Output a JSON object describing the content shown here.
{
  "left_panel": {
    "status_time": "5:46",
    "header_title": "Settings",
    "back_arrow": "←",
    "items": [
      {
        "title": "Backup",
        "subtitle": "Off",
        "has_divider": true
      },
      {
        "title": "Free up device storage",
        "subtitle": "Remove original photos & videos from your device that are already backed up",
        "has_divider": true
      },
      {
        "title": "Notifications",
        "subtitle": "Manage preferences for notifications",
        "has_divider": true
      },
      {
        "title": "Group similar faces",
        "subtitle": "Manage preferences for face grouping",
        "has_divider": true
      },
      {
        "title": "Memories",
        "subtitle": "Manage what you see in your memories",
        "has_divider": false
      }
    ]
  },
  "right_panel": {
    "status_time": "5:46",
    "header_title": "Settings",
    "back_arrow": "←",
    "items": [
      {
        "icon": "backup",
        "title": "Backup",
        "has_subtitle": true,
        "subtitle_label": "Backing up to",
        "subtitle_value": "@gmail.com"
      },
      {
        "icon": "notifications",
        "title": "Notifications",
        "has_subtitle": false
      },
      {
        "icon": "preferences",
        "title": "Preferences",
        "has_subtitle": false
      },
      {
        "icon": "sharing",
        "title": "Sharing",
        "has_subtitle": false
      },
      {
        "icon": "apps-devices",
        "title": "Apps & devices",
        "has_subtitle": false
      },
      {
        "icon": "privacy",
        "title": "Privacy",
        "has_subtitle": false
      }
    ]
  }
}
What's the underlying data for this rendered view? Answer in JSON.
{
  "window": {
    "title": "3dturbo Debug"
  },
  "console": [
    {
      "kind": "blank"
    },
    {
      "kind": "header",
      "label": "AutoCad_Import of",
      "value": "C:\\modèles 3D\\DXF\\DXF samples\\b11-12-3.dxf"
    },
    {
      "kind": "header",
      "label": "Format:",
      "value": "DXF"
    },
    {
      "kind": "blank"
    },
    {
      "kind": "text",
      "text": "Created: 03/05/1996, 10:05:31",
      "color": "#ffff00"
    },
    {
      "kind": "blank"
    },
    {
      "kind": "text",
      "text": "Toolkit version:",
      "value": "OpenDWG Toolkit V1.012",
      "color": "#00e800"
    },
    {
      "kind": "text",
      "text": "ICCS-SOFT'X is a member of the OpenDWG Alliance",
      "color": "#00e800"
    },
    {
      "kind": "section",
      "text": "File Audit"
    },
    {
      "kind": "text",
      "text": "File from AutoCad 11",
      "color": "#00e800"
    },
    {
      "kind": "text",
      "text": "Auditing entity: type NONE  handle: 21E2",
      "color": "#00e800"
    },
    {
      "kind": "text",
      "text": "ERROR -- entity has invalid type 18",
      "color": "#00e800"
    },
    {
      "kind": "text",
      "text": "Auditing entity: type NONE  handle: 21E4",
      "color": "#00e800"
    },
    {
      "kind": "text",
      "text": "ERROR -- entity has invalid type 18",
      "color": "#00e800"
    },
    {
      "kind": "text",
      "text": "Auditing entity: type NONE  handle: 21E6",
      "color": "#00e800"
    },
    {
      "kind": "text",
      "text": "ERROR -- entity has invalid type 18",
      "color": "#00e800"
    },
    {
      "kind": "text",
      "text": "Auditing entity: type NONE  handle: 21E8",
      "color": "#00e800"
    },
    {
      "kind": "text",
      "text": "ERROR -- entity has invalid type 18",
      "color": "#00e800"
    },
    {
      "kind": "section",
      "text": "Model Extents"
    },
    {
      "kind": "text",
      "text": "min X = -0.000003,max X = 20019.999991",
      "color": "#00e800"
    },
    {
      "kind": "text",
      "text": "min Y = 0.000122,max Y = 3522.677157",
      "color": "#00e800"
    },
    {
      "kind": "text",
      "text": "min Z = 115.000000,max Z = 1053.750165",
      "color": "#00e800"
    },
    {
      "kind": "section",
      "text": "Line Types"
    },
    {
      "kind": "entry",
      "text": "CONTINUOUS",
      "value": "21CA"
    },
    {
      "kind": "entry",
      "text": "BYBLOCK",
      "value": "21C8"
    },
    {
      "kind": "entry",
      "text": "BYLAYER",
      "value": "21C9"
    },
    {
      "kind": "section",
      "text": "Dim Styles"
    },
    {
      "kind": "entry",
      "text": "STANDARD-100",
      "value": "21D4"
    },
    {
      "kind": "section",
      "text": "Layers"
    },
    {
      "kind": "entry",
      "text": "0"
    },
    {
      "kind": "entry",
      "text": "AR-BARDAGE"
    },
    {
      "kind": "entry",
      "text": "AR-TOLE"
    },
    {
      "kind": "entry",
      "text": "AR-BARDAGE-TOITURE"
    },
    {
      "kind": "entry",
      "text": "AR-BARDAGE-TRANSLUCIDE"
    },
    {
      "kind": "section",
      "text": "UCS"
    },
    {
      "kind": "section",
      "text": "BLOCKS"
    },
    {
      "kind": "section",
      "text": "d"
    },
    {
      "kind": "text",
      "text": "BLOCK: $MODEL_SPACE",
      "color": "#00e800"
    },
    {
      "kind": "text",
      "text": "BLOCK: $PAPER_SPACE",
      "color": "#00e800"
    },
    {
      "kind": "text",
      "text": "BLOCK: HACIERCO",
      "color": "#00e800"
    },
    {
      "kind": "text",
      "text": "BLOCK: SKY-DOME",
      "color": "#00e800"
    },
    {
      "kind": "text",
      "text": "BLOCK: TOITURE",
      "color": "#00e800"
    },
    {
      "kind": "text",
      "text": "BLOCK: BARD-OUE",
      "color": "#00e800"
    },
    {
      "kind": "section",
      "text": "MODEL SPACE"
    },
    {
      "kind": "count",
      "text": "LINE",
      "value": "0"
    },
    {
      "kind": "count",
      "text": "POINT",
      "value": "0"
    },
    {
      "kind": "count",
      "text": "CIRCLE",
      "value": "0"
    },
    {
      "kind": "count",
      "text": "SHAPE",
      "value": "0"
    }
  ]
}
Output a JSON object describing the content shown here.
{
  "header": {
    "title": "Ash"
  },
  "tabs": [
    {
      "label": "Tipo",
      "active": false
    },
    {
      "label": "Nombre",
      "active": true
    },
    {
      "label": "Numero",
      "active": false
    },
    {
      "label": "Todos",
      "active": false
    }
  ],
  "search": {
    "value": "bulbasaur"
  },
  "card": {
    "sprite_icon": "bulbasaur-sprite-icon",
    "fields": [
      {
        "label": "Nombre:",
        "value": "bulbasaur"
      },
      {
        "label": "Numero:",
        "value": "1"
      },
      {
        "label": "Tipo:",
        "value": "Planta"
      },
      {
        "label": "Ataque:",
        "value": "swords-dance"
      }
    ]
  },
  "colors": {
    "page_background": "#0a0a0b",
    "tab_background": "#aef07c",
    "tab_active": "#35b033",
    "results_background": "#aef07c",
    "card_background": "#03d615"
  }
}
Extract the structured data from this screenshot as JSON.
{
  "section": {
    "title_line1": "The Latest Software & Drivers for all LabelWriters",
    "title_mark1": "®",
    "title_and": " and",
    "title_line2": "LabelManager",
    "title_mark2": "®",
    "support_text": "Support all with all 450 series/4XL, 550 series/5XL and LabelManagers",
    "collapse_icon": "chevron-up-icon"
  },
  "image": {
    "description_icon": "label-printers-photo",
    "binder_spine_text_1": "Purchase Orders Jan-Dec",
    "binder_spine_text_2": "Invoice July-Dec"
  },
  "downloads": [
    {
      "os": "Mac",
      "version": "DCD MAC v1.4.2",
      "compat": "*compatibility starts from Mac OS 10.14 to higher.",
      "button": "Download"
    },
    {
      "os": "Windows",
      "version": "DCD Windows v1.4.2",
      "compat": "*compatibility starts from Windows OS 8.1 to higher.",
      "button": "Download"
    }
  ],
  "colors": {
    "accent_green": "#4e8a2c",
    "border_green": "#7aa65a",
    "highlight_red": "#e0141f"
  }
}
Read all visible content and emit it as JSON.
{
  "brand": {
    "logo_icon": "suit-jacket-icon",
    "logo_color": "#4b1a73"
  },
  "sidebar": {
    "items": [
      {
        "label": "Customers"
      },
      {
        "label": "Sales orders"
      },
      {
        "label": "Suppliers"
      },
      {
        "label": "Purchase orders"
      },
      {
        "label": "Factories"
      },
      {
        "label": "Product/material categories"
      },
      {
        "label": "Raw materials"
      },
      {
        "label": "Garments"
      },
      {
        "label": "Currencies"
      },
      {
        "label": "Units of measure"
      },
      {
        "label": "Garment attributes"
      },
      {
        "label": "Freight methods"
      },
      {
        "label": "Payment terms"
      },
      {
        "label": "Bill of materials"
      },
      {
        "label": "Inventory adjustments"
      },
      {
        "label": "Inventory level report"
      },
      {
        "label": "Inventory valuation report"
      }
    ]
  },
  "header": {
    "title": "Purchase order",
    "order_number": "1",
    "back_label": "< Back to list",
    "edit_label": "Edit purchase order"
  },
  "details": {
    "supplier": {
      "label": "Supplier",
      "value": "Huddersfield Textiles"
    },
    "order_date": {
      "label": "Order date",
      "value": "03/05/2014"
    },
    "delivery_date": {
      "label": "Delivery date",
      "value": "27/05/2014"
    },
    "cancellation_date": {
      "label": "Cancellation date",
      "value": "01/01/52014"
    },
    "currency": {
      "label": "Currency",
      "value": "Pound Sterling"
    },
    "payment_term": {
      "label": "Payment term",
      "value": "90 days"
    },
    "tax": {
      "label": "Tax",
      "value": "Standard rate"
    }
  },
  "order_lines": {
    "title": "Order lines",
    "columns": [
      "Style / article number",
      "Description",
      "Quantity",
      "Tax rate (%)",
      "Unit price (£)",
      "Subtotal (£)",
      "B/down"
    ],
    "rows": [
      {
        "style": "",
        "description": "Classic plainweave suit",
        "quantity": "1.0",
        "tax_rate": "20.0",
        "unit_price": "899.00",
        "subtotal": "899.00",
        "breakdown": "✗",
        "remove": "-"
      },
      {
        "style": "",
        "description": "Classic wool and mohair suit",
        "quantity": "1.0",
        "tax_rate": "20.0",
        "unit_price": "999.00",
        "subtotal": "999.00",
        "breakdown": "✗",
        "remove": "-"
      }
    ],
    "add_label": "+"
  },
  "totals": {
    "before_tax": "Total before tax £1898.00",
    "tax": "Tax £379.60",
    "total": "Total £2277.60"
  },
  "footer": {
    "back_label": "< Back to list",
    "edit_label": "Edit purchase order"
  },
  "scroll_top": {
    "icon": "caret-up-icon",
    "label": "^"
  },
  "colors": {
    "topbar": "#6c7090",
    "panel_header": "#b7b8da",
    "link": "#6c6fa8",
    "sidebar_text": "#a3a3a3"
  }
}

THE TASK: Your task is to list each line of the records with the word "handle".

EXERCISE ANSWER:
      "text": "Auditing entity: type NONE  handle: 21E2",
      "text": "Auditing entity: type NONE  handle: 21E4",
      "text": "Auditing entity: type NONE  handle: 21E6",
      "text": "Auditing entity: type NONE  handle: 21E8",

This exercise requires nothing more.